Climbing for All

A guide to the Teton Boulder Park

Climbing for all

A guide to the Teton Boulder Park

By Samantha Simma

Photo by David J Swift

AT THE BASE of Snow King Mountain, Phil Baux Park brims with the potential for activities: You can set up a slackline, picnic, toss horseshoes, climb on jungle gyms, or play Frisbee. At the center of it all, rising from wood chips, are three manmade “boulders” covered with colorful climbing holds. Meet the Teton Boulder Park. This park-within-a-park is a partnership among the Town of Jackson, Teton County Parks and Recreation Department, and the Teton climbing community. An interactive memorial to mountaineering in the Tetons, it honors the history of Teton mountaineering and climbers who have died in the range and also seeks to inspire present and future climbers, all while providing the valley’s only public artificial rock climbing area. 

You can just climb and ignore the colorful strips of tape beneath holds, but the strips mark routes of varying difficulty. If you want to challenge yourself, climb to the top of a boulder using only the holds marked with the same color of tape. 

The Guides Boulder features between 20 and 30 routes. The moniker is a nod to the Exum Mountain Guides, who helped raise funds for this boulder. JH

• The Town Pump, an 11-week series of climbing competitions, happens here every Tuesday evening during the summer. There’s live music and prizes for the climbers—individuals and teams— who do the most/hardest routes during a two-hour period. It costs $45 to enter the series or $10 to drop in for one comp; money raised goes toward maintaining the boulder park.

• A wall of history describes twelve significant mountaineering events in the Tetons. Renny Jackson, who has summited dozens of peaks in the Tetons and was one of Grand Teton National Park’s elite Jenny Lake Climbing Rangers for 35 years, chose which events to include. 

• The addition of a fourth boulder is currently being discussed. The “Ranger Boulder” would honor the Jenny Lake Climbing Rangers, who have performed search-and-rescue missions in GTNP since the 1950s and saved hundreds of lives.

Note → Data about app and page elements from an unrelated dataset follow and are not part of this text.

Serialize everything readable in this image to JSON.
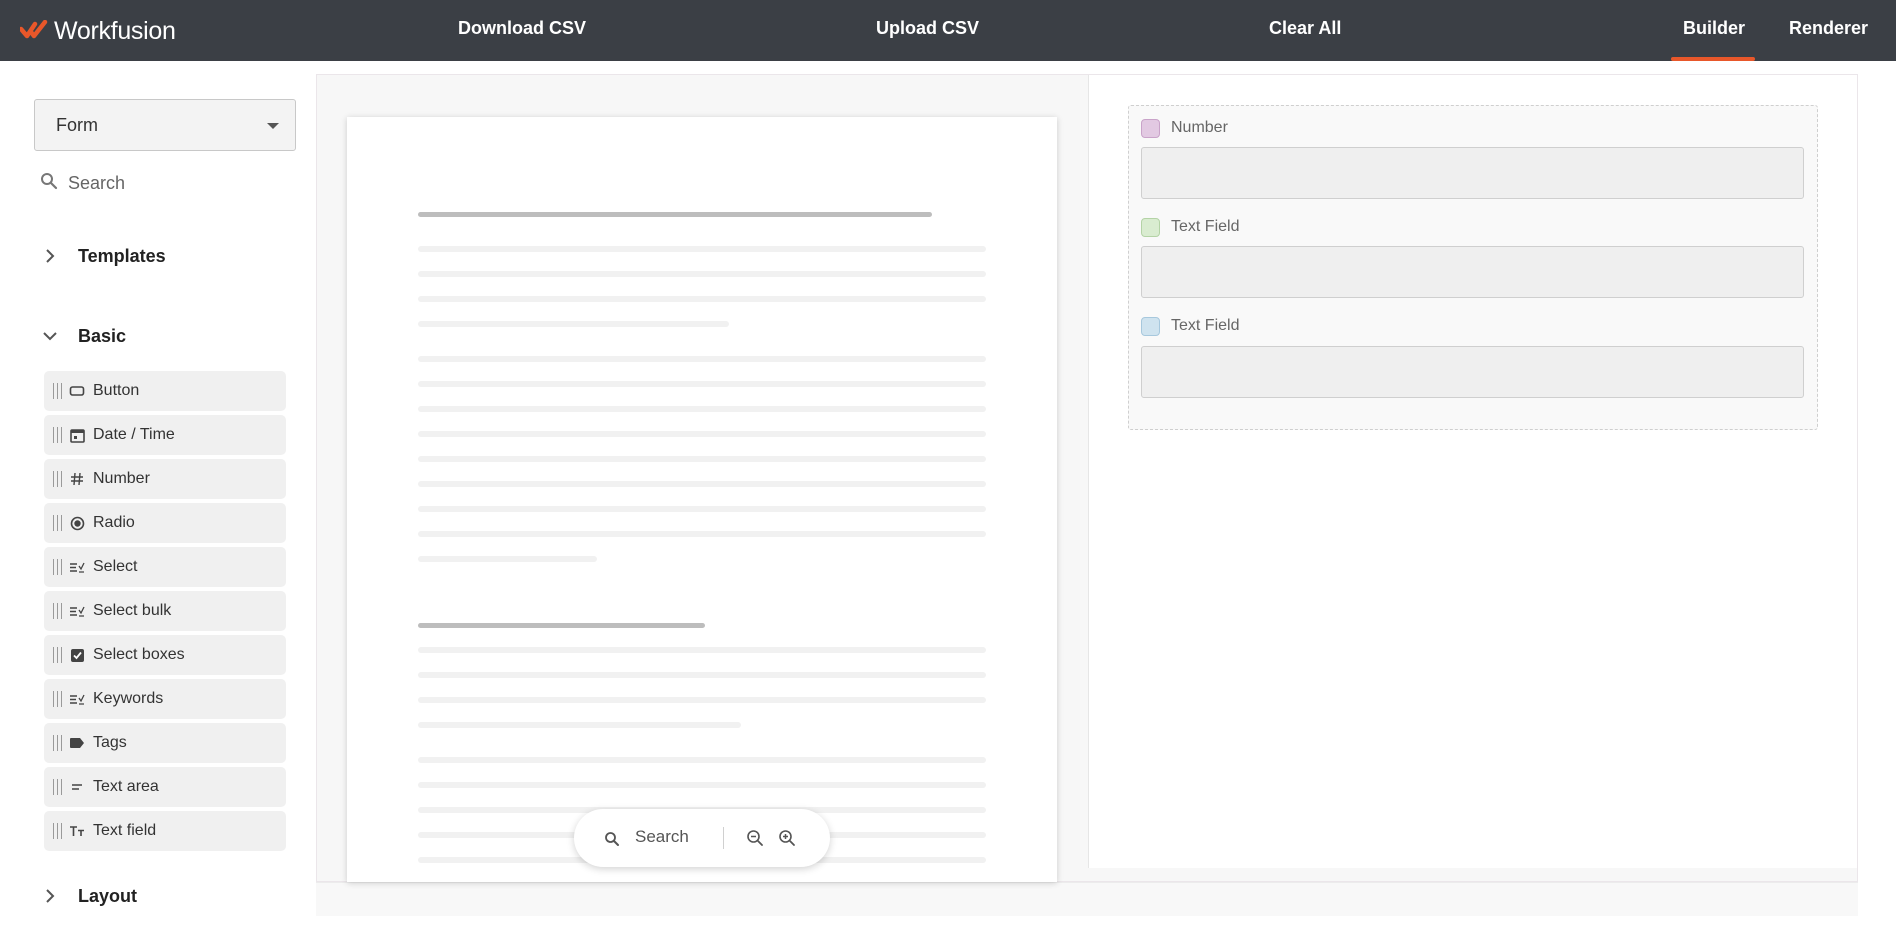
{
  "app": {
    "brand": "Workfusion",
    "accent_color": "#e8572a",
    "topbar_color": "#3b3f45"
  },
  "toolbar": {
    "download_label": "Download CSV",
    "upload_label": "Upload CSV",
    "clear_label": "Clear All",
    "builder_tab": "Builder",
    "renderer_tab": "Renderer",
    "active_tab": "Builder"
  },
  "sidebar": {
    "form_select_value": "Form",
    "search_placeholder": "Search",
    "sections": {
      "templates": "Templates",
      "basic": "Basic",
      "layout": "Layout"
    },
    "components": [
      {
        "label": "Button",
        "icon": "button-icon"
      },
      {
        "label": "Date / Time",
        "icon": "calendar-icon"
      },
      {
        "label": "Number",
        "icon": "hash-icon"
      },
      {
        "label": "Radio",
        "icon": "radio-icon"
      },
      {
        "label": "Select",
        "icon": "select-list-icon"
      },
      {
        "label": "Select bulk",
        "icon": "select-list-icon"
      },
      {
        "label": "Select boxes",
        "icon": "checkbox-icon"
      },
      {
        "label": "Keywords",
        "icon": "select-list-icon"
      },
      {
        "label": "Tags",
        "icon": "tag-icon"
      },
      {
        "label": "Text area",
        "icon": "text-area-icon"
      },
      {
        "label": "Text field",
        "icon": "text-field-icon"
      }
    ]
  },
  "document": {
    "search_label": "Search"
  },
  "form_fields": [
    {
      "label": "Number",
      "swatch_fill": "#e2c9e2",
      "swatch_border": "#c9a3c9"
    },
    {
      "label": "Text Field",
      "swatch_fill": "#d9ecd0",
      "swatch_border": "#b4d3a6"
    },
    {
      "label": "Text Field",
      "swatch_fill": "#cfe3ef",
      "swatch_border": "#a7c8dd"
    }
  ]
}
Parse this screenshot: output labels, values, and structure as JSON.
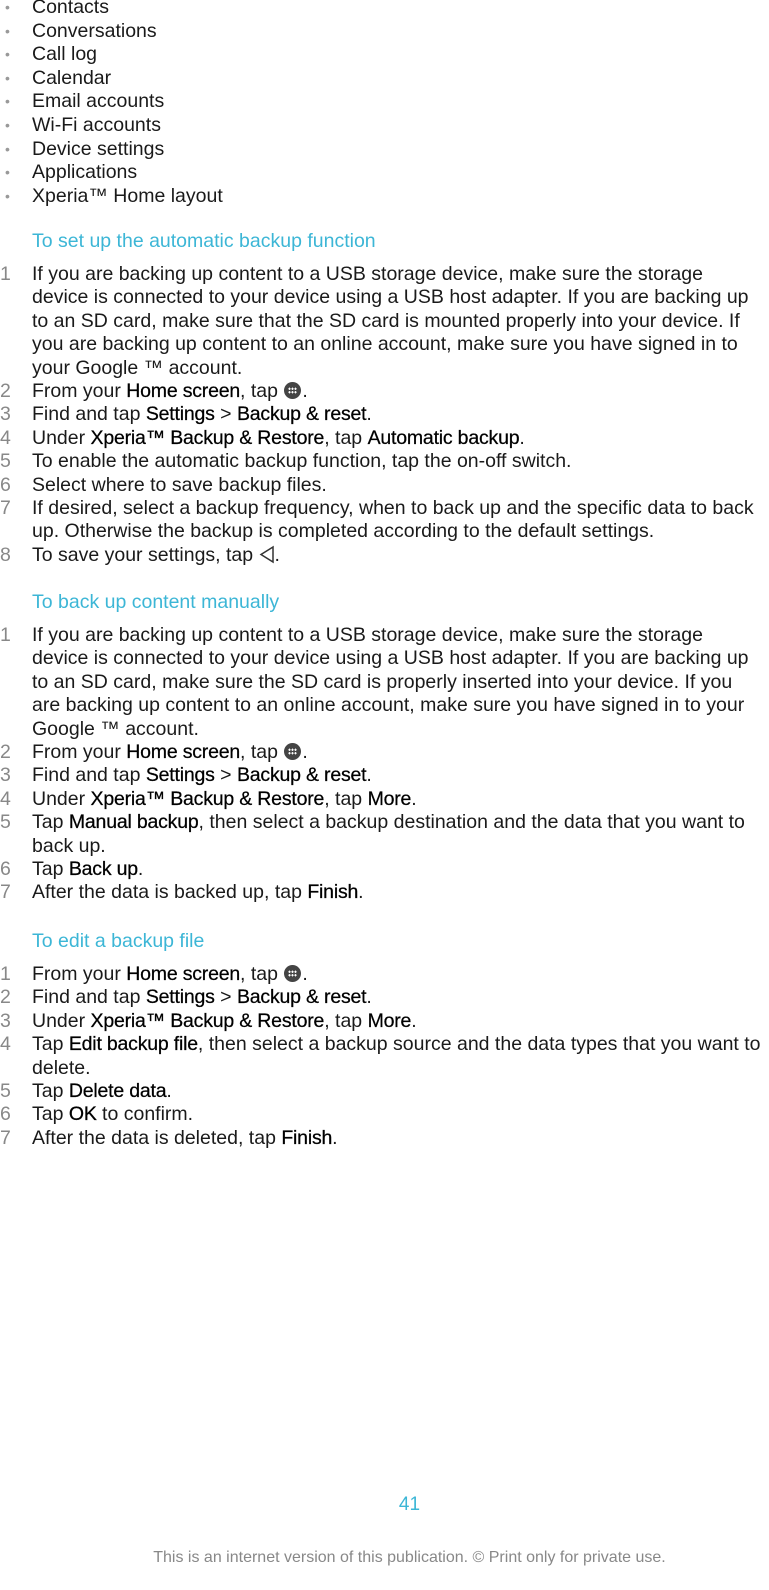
{
  "bullet_list": [
    "Contacts",
    "Conversations",
    "Call log",
    "Calendar",
    "Email accounts",
    "Wi-Fi accounts",
    "Device settings",
    "Applications",
    "Xperia™ Home layout"
  ],
  "sections": [
    {
      "heading": "To set up the automatic backup function",
      "steps": [
        {
          "num": "1",
          "parts": [
            {
              "t": "If you are backing up content to a USB storage device, make sure the storage device is connected to your device using a USB host adapter. If you are backing up to an SD card, make sure that the SD card is mounted properly into your device. If you are backing up content to an online account, make sure you have signed in to your Google ™ account."
            }
          ]
        },
        {
          "num": "2",
          "parts": [
            {
              "t": "From your "
            },
            {
              "b": "Home screen"
            },
            {
              "t": ", tap "
            },
            {
              "icon": "apps-icon"
            },
            {
              "t": "."
            }
          ]
        },
        {
          "num": "3",
          "parts": [
            {
              "t": "Find and tap "
            },
            {
              "b": "Settings"
            },
            {
              "t": " > "
            },
            {
              "b": "Backup & reset"
            },
            {
              "t": "."
            }
          ]
        },
        {
          "num": "4",
          "parts": [
            {
              "t": "Under "
            },
            {
              "b": "Xperia™ Backup & Restore"
            },
            {
              "t": ", tap "
            },
            {
              "b": "Automatic backup"
            },
            {
              "t": "."
            }
          ]
        },
        {
          "num": "5",
          "parts": [
            {
              "t": "To enable the automatic backup function, tap the on-off switch."
            }
          ]
        },
        {
          "num": "6",
          "parts": [
            {
              "t": "Select where to save backup files."
            }
          ]
        },
        {
          "num": "7",
          "parts": [
            {
              "t": "If desired, select a backup frequency, when to back up and the specific data to back up. Otherwise the backup is completed according to the default settings."
            }
          ]
        },
        {
          "num": "8",
          "parts": [
            {
              "t": "To save your settings, tap "
            },
            {
              "icon": "back-icon"
            },
            {
              "t": "."
            }
          ]
        }
      ]
    },
    {
      "heading": "To back up content manually",
      "steps": [
        {
          "num": "1",
          "parts": [
            {
              "t": "If you are backing up content to a USB storage device, make sure the storage device is connected to your device using a USB host adapter. If you are backing up to an SD card, make sure the SD card is properly inserted into your device. If you are backing up content to an online account, make sure you have signed in to your Google ™ account."
            }
          ]
        },
        {
          "num": "2",
          "parts": [
            {
              "t": "From your "
            },
            {
              "b": "Home screen"
            },
            {
              "t": ", tap "
            },
            {
              "icon": "apps-icon"
            },
            {
              "t": "."
            }
          ]
        },
        {
          "num": "3",
          "parts": [
            {
              "t": "Find and tap "
            },
            {
              "b": "Settings"
            },
            {
              "t": " > "
            },
            {
              "b": "Backup & reset"
            },
            {
              "t": "."
            }
          ]
        },
        {
          "num": "4",
          "parts": [
            {
              "t": "Under "
            },
            {
              "b": "Xperia™ Backup & Restore"
            },
            {
              "t": ", tap "
            },
            {
              "b": "More"
            },
            {
              "t": "."
            }
          ]
        },
        {
          "num": "5",
          "parts": [
            {
              "t": "Tap "
            },
            {
              "b": "Manual backup"
            },
            {
              "t": ", then select a backup destination and the data that you want to back up."
            }
          ]
        },
        {
          "num": "6",
          "parts": [
            {
              "t": "Tap "
            },
            {
              "b": "Back up"
            },
            {
              "t": "."
            }
          ]
        },
        {
          "num": "7",
          "parts": [
            {
              "t": "After the data is backed up, tap "
            },
            {
              "b": "Finish"
            },
            {
              "t": "."
            }
          ]
        }
      ]
    },
    {
      "heading": "To edit a backup file",
      "steps": [
        {
          "num": "1",
          "parts": [
            {
              "t": "From your "
            },
            {
              "b": "Home screen"
            },
            {
              "t": ", tap "
            },
            {
              "icon": "apps-icon"
            },
            {
              "t": "."
            }
          ]
        },
        {
          "num": "2",
          "parts": [
            {
              "t": "Find and tap "
            },
            {
              "b": "Settings"
            },
            {
              "t": " > "
            },
            {
              "b": "Backup & reset"
            },
            {
              "t": "."
            }
          ]
        },
        {
          "num": "3",
          "parts": [
            {
              "t": "Under "
            },
            {
              "b": "Xperia™ Backup & Restore"
            },
            {
              "t": ", tap "
            },
            {
              "b": "More"
            },
            {
              "t": "."
            }
          ]
        },
        {
          "num": "4",
          "parts": [
            {
              "t": "Tap "
            },
            {
              "b": "Edit backup file"
            },
            {
              "t": ", then select a backup source and the data types that you want to delete."
            }
          ]
        },
        {
          "num": "5",
          "parts": [
            {
              "t": "Tap "
            },
            {
              "b": "Delete data"
            },
            {
              "t": "."
            }
          ]
        },
        {
          "num": "6",
          "parts": [
            {
              "t": "Tap "
            },
            {
              "b": "OK"
            },
            {
              "t": " to confirm."
            }
          ]
        },
        {
          "num": "7",
          "parts": [
            {
              "t": "After the data is deleted, tap "
            },
            {
              "b": "Finish"
            },
            {
              "t": "."
            }
          ]
        }
      ]
    }
  ],
  "page_number": "41",
  "footer": "This is an internet version of this publication. © Print only for private use.",
  "colors": {
    "heading": "#3cb6d6",
    "body_text": "#1a1a1a",
    "step_number": "#888888",
    "footer": "#888888"
  }
}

An accompanying interpretative display will share the group’s history. 

• A kids’ boulder with about ten routes features large hand holds, bold colors, and easy routes.  

• A collection of 8-foot-tall granite slabs mimics the circle found atop the Enclosure, a 13,285-foot-high rock outcrop to the west of the Grand Teton that was likely summitted by pioneer Teton climbers Nathaniel Langford and James Stevenson in 1872. Many believe the circle was constructed by Native Americans to serve as a shelter and/or as a site for vision quest rituals. The slabs in the boulder park come from quarries near Idaho’s City of Rocks National Reserve, another popular climbing area. The central stone bears the inscription, “For those we’ve lost in the mountains.”

• The boulders were made in Bend, Oregon, by Entre-Prises, a climbing wall, boulder, and hold manufacturer. Each boulder has an internal steel skeleton, but the exterior is Entre-Prises proprietary FreeForm, a composite material created specifically for outdoor climbing walls to limit cracking. The boulders were delivered to Jackson by truck and then assembled on site. 

• The Boxcar Boulder, so named because during its design phase it looked like a boxcar, is the biggest of the park’s three boulders. It is about 12 feet tall and ranges between 30 and 40 feet long. The boulder, which weighs six tons and was delivered in two pieces, holds between 60 and 70 routes. At the time of the park’s construction, it was the largest human-made outdoor climbing boulder known (it has since been surpassed in size).